▶ Task objective
Give back the records in full, with every line exactly as it was.

[Items from a dataset]
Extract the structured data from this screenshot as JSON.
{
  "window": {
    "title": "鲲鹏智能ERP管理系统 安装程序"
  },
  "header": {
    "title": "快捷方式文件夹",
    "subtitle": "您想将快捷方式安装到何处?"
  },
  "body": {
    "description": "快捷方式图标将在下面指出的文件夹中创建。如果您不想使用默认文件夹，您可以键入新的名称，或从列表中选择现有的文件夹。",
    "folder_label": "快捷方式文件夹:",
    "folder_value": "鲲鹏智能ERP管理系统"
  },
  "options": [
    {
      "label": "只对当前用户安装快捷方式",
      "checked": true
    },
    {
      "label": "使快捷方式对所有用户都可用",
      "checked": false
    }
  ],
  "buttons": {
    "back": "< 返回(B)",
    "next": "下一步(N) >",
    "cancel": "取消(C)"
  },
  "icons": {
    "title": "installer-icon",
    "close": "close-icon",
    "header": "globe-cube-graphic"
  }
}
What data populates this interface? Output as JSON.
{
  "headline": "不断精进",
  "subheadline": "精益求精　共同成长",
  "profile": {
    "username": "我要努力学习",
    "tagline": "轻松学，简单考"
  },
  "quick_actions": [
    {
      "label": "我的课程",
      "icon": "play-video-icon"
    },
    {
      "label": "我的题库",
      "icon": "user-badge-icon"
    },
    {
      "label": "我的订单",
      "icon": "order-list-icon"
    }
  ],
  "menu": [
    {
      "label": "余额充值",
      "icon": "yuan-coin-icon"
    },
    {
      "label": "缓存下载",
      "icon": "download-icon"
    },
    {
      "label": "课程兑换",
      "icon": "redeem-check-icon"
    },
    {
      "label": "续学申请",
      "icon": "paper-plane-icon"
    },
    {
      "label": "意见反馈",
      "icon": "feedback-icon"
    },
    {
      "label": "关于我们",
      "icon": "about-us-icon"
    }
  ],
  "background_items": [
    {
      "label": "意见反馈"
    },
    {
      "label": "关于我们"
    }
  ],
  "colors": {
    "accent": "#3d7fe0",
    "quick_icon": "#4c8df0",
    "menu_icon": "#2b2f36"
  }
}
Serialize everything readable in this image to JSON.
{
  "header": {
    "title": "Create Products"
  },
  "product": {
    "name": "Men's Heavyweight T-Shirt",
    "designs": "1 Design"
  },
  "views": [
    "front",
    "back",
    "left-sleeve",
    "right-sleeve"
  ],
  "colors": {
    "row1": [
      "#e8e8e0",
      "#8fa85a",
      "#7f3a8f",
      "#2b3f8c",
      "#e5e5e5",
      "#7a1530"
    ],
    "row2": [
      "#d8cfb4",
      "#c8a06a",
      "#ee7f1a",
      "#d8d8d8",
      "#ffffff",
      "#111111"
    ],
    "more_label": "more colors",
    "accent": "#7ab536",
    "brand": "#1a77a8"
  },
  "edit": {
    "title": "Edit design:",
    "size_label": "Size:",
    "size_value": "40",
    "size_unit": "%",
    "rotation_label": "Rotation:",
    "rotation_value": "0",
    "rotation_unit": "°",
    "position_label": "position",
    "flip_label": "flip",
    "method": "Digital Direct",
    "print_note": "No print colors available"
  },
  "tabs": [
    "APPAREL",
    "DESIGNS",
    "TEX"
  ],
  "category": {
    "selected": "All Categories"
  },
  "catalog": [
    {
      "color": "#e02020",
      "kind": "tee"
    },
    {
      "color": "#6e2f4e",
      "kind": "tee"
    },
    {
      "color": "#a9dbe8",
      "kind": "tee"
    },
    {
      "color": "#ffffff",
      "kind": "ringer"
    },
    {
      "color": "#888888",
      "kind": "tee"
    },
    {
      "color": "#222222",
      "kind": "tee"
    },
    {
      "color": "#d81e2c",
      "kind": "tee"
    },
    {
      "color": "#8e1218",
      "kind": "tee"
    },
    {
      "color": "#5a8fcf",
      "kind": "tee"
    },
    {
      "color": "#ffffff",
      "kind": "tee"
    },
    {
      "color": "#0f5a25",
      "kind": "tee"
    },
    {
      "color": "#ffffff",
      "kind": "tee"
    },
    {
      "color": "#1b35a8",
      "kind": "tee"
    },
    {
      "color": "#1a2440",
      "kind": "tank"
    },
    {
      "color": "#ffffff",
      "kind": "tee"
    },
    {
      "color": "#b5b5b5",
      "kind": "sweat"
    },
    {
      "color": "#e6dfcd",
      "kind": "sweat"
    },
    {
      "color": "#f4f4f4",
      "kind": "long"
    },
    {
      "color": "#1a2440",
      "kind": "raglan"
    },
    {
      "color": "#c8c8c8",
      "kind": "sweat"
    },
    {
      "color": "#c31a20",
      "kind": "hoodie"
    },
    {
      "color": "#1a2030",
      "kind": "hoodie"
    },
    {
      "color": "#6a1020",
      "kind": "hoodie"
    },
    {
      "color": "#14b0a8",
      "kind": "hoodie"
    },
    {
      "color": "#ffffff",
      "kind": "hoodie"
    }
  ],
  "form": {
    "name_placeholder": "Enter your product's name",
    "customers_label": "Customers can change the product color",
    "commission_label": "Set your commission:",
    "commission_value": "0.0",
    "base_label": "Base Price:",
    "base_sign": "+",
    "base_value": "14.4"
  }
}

▶ Answer below
Extract the structured data from this screenshot as JSON.
{
  "window": {
    "title": "鲲鹏智能ERP管理系统 安装程序"
  },
  "header": {
    "title": "快捷方式文件夹",
    "subtitle": "您想将快捷方式安装到何处?"
  },
  "body": {
    "description": "快捷方式图标将在下面指出的文件夹中创建。如果您不想使用默认文件夹，您可以键入新的名称，或从列表中选择现有的文件夹。",
    "folder_label": "快捷方式文件夹:",
    "folder_value": "鲲鹏智能ERP管理系统"
  },
  "options": [
    {
      "label": "只对当前用户安装快捷方式",
      "checked": true
    },
    {
      "label": "使快捷方式对所有用户都可用",
      "checked": false
    }
  ],
  "buttons": {
    "back": "< 返回(B)",
    "next": "下一步(N) >",
    "cancel": "取消(C)"
  },
  "icons": {
    "title": "installer-icon",
    "close": "close-icon",
    "header": "globe-cube-graphic"
  }
}
What data populates this interface? Output as JSON.
{
  "headline": "不断精进",
  "subheadline": "精益求精　共同成长",
  "profile": {
    "username": "我要努力学习",
    "tagline": "轻松学，简单考"
  },
  "quick_actions": [
    {
      "label": "我的课程",
      "icon": "play-video-icon"
    },
    {
      "label": "我的题库",
      "icon": "user-badge-icon"
    },
    {
      "label": "我的订单",
      "icon": "order-list-icon"
    }
  ],
  "menu": [
    {
      "label": "余额充值",
      "icon": "yuan-coin-icon"
    },
    {
      "label": "缓存下载",
      "icon": "download-icon"
    },
    {
      "label": "课程兑换",
      "icon": "redeem-check-icon"
    },
    {
      "label": "续学申请",
      "icon": "paper-plane-icon"
    },
    {
      "label": "意见反馈",
      "icon": "feedback-icon"
    },
    {
      "label": "关于我们",
      "icon": "about-us-icon"
    }
  ],
  "background_items": [
    {
      "label": "意见反馈"
    },
    {
      "label": "关于我们"
    }
  ],
  "colors": {
    "accent": "#3d7fe0",
    "quick_icon": "#4c8df0",
    "menu_icon": "#2b2f36"
  }
}
Serialize everything readable in this image to JSON.
{
  "header": {
    "title": "Create Products"
  },
  "product": {
    "name": "Men's Heavyweight T-Shirt",
    "designs": "1 Design"
  },
  "views": [
    "front",
    "back",
    "left-sleeve",
    "right-sleeve"
  ],
  "colors": {
    "row1": [
      "#e8e8e0",
      "#8fa85a",
      "#7f3a8f",
      "#2b3f8c",
      "#e5e5e5",
      "#7a1530"
    ],
    "row2": [
      "#d8cfb4",
      "#c8a06a",
      "#ee7f1a",
      "#d8d8d8",
      "#ffffff",
      "#111111"
    ],
    "more_label": "more colors",
    "accent": "#7ab536",
    "brand": "#1a77a8"
  },
  "edit": {
    "title": "Edit design:",
    "size_label": "Size:",
    "size_value": "40",
    "size_unit": "%",
    "rotation_label": "Rotation:",
    "rotation_value": "0",
    "rotation_unit": "°",
    "position_label": "position",
    "flip_label": "flip",
    "method": "Digital Direct",
    "print_note": "No print colors available"
  },
  "tabs": [
    "APPAREL",
    "DESIGNS",
    "TEX"
  ],
  "category": {
    "selected": "All Categories"
  },
  "catalog": [
    {
      "color": "#e02020",
      "kind": "tee"
    },
    {
      "color": "#6e2f4e",
      "kind": "tee"
    },
    {
      "color": "#a9dbe8",
      "kind": "tee"
    },
    {
      "color": "#ffffff",
      "kind": "ringer"
    },
    {
      "color": "#888888",
      "kind": "tee"
    },
    {
      "color": "#222222",
      "kind": "tee"
    },
    {
      "color": "#d81e2c",
      "kind": "tee"
    },
    {
      "color": "#8e1218",
      "kind": "tee"
    },
    {
      "color": "#5a8fcf",
      "kind": "tee"
    },
    {
      "color": "#ffffff",
      "kind": "tee"
    },
    {
      "color": "#0f5a25",
      "kind": "tee"
    },
    {
      "color": "#ffffff",
      "kind": "tee"
    },
    {
      "color": "#1b35a8",
      "kind": "tee"
    },
    {
      "color": "#1a2440",
      "kind": "tank"
    },
    {
      "color": "#ffffff",
      "kind": "tee"
    },
    {
      "color": "#b5b5b5",
      "kind": "sweat"
    },
    {
      "color": "#e6dfcd",
      "kind": "sweat"
    },
    {
      "color": "#f4f4f4",
      "kind": "long"
    },
    {
      "color": "#1a2440",
      "kind": "raglan"
    },
    {
      "color": "#c8c8c8",
      "kind": "sweat"
    },
    {
      "color": "#c31a20",
      "kind": "hoodie"
    },
    {
      "color": "#1a2030",
      "kind": "hoodie"
    },
    {
      "color": "#6a1020",
      "kind": "hoodie"
    },
    {
      "color": "#14b0a8",
      "kind": "hoodie"
    },
    {
      "color": "#ffffff",
      "kind": "hoodie"
    }
  ],
  "form": {
    "name_placeholder": "Enter your product's name",
    "customers_label": "Customers can change the product color",
    "commission_label": "Set your commission:",
    "commission_value": "0.0",
    "base_label": "Base Price:",
    "base_sign": "+",
    "base_value": "14.4"
  }
}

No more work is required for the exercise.